Match on the string "Average" in the entries below and return every matching line.

Extracted data entries

***

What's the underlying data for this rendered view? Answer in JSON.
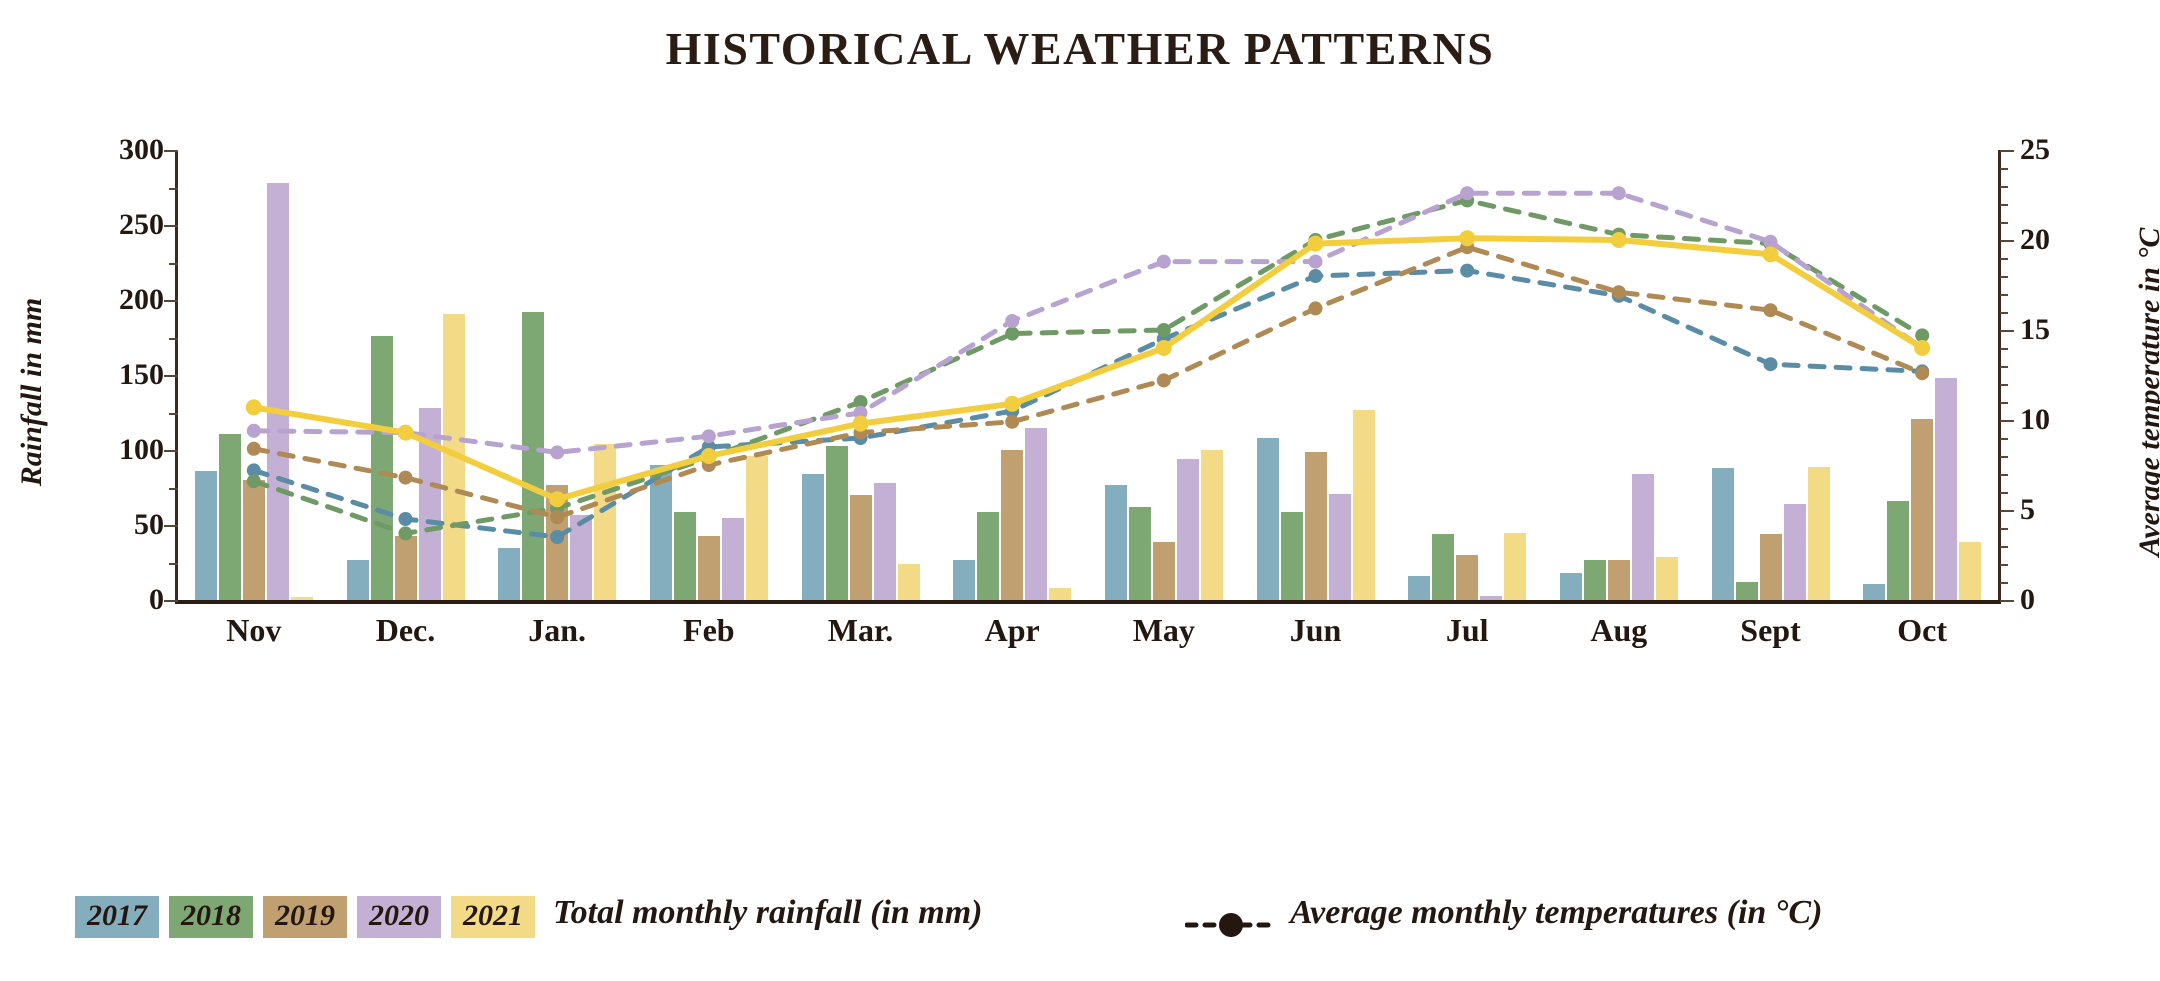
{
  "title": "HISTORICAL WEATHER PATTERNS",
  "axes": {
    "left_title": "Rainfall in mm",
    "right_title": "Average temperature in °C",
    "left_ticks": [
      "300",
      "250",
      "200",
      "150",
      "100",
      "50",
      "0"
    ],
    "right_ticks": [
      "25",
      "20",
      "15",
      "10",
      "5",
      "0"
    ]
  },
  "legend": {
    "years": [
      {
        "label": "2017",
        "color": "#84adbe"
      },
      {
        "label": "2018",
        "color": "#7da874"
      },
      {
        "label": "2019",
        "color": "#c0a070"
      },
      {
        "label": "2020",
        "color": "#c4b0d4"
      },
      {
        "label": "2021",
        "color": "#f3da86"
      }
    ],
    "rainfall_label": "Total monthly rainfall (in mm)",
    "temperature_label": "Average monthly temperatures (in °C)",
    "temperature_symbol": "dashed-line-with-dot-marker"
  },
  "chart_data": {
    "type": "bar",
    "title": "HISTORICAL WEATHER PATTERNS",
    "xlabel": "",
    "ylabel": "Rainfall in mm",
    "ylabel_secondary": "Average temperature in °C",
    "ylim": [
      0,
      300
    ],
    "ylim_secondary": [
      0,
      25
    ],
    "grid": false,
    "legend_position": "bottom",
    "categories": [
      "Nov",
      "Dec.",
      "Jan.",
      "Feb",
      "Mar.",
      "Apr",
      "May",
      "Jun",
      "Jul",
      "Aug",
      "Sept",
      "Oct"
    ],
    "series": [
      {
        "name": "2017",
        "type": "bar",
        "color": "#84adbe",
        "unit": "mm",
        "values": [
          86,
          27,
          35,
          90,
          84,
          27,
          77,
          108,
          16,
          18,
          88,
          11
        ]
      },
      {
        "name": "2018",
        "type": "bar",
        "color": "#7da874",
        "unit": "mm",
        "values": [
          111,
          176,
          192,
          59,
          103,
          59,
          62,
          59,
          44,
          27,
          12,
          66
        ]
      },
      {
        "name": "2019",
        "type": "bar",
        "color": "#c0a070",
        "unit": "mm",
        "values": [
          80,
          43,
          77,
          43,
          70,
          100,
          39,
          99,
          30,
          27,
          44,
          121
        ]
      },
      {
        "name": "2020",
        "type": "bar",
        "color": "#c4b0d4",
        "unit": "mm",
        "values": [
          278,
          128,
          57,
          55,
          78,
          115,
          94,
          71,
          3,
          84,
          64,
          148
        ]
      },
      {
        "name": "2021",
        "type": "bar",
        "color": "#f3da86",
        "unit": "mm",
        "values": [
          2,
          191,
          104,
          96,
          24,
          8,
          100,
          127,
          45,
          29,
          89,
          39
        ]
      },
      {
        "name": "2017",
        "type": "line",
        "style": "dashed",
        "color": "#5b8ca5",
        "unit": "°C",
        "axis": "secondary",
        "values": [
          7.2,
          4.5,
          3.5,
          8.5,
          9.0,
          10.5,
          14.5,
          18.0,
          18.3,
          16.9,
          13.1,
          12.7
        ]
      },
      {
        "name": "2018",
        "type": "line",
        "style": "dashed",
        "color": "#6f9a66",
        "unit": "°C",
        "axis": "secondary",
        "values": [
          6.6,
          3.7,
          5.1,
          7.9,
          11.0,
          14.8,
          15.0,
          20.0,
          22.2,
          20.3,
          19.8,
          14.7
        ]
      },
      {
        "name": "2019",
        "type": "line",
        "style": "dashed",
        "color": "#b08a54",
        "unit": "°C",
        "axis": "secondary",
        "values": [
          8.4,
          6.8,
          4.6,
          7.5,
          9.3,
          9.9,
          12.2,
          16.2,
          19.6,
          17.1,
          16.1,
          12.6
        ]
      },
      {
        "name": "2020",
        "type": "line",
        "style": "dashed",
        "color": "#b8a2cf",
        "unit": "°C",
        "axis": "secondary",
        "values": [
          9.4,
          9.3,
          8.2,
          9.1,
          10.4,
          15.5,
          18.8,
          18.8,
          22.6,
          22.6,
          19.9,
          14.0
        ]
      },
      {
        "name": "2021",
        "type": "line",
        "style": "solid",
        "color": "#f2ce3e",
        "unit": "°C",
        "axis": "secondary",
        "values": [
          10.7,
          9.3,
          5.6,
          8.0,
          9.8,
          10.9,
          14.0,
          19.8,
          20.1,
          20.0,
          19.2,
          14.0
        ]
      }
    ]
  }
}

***

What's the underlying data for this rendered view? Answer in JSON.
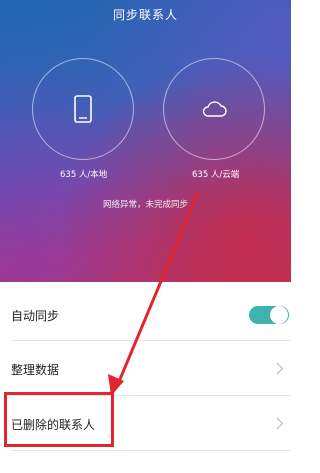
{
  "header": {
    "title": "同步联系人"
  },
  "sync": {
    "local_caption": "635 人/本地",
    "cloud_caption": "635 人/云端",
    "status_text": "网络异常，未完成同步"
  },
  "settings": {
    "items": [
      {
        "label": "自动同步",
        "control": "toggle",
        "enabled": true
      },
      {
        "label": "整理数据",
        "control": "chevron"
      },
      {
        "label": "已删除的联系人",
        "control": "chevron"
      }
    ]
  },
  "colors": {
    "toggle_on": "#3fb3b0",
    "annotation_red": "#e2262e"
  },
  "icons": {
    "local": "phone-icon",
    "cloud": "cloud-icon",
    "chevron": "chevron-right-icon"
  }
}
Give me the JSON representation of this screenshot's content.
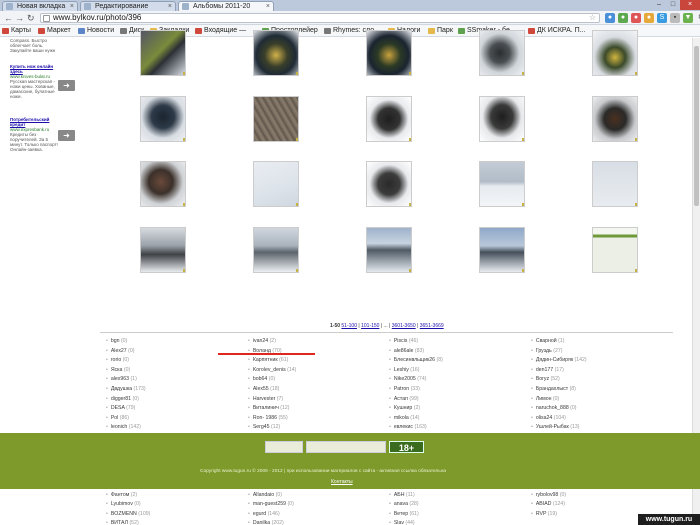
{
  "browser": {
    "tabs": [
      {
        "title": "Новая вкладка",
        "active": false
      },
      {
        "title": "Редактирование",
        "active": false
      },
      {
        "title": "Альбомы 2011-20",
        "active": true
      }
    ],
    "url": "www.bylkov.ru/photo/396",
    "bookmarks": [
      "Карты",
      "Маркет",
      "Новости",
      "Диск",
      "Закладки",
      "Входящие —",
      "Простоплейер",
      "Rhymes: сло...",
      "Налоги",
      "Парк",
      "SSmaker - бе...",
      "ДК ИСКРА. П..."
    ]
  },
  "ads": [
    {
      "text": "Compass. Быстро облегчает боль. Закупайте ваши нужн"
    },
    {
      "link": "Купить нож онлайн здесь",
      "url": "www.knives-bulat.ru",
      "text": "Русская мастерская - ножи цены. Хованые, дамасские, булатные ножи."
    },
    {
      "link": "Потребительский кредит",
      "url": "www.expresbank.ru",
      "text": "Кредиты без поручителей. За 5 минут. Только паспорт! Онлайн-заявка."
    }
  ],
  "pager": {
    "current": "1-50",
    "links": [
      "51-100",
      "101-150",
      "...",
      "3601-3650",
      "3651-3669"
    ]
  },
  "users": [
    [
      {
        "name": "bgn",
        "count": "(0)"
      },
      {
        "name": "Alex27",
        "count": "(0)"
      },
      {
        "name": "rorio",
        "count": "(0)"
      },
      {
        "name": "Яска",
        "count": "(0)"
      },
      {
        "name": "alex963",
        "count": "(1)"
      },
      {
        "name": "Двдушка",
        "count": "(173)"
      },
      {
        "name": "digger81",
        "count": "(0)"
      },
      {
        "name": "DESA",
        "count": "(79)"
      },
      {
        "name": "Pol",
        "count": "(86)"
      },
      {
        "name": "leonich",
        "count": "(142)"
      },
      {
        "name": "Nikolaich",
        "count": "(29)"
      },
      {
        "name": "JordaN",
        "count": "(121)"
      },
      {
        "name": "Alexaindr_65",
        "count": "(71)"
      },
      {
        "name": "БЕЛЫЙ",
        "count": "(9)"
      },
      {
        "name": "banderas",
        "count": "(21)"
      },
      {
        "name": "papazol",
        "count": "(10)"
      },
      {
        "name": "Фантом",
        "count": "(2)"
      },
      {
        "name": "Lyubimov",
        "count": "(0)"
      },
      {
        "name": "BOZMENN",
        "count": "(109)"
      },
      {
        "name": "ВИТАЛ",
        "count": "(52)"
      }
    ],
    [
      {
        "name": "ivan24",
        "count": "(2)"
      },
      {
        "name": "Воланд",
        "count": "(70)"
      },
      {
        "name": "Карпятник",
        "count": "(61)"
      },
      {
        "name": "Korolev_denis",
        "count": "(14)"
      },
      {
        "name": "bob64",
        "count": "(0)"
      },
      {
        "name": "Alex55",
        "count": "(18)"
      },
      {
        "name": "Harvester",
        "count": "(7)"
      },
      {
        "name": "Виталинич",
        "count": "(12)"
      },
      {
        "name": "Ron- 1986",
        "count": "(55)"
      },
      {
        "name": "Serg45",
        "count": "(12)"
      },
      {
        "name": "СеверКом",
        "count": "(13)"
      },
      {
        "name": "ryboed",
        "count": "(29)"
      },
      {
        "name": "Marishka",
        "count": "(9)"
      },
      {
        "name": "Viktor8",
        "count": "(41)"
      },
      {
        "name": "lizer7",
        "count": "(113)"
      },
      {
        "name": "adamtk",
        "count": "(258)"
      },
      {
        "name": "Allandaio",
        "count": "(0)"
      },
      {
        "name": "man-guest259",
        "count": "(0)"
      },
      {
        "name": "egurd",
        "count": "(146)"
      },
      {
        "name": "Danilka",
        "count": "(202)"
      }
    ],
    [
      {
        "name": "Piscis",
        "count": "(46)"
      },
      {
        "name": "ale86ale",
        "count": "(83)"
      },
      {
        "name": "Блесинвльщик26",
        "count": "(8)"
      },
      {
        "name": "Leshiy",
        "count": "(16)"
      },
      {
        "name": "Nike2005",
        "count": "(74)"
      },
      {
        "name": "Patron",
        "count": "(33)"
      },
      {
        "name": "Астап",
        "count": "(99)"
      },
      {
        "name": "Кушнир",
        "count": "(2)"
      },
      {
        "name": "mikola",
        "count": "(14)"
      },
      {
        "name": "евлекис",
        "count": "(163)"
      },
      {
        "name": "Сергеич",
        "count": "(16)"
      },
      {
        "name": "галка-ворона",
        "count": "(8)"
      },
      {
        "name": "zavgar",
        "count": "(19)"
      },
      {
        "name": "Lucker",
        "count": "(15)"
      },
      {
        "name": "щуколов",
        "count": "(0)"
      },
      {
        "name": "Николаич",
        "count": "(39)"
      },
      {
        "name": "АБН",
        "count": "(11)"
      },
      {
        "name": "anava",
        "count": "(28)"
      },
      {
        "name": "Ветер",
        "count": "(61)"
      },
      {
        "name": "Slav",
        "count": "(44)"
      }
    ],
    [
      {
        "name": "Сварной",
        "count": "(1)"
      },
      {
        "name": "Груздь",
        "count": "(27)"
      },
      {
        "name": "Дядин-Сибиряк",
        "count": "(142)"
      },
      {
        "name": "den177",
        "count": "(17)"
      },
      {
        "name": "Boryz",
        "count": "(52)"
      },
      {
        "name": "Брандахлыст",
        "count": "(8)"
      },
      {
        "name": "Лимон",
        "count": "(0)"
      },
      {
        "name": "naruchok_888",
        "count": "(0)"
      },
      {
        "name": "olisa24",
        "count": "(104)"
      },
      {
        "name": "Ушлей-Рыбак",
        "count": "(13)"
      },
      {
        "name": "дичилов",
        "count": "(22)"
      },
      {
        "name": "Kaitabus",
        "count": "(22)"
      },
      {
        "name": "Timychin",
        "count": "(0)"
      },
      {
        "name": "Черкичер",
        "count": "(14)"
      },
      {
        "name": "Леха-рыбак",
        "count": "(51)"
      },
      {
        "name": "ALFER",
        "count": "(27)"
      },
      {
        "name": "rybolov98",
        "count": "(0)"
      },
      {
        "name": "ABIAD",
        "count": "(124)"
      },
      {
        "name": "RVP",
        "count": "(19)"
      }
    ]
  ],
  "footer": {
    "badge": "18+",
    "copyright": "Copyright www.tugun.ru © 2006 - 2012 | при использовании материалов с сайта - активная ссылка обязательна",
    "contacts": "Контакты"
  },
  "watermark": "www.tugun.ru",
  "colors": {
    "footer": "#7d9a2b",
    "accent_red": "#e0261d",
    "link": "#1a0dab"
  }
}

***

[Task output]
    "right_title": "Average temperature in °C",
    "temperature_label": "Average monthly temperatures (in °C)",
    "ylabel_secondary": "Average temperature in °C",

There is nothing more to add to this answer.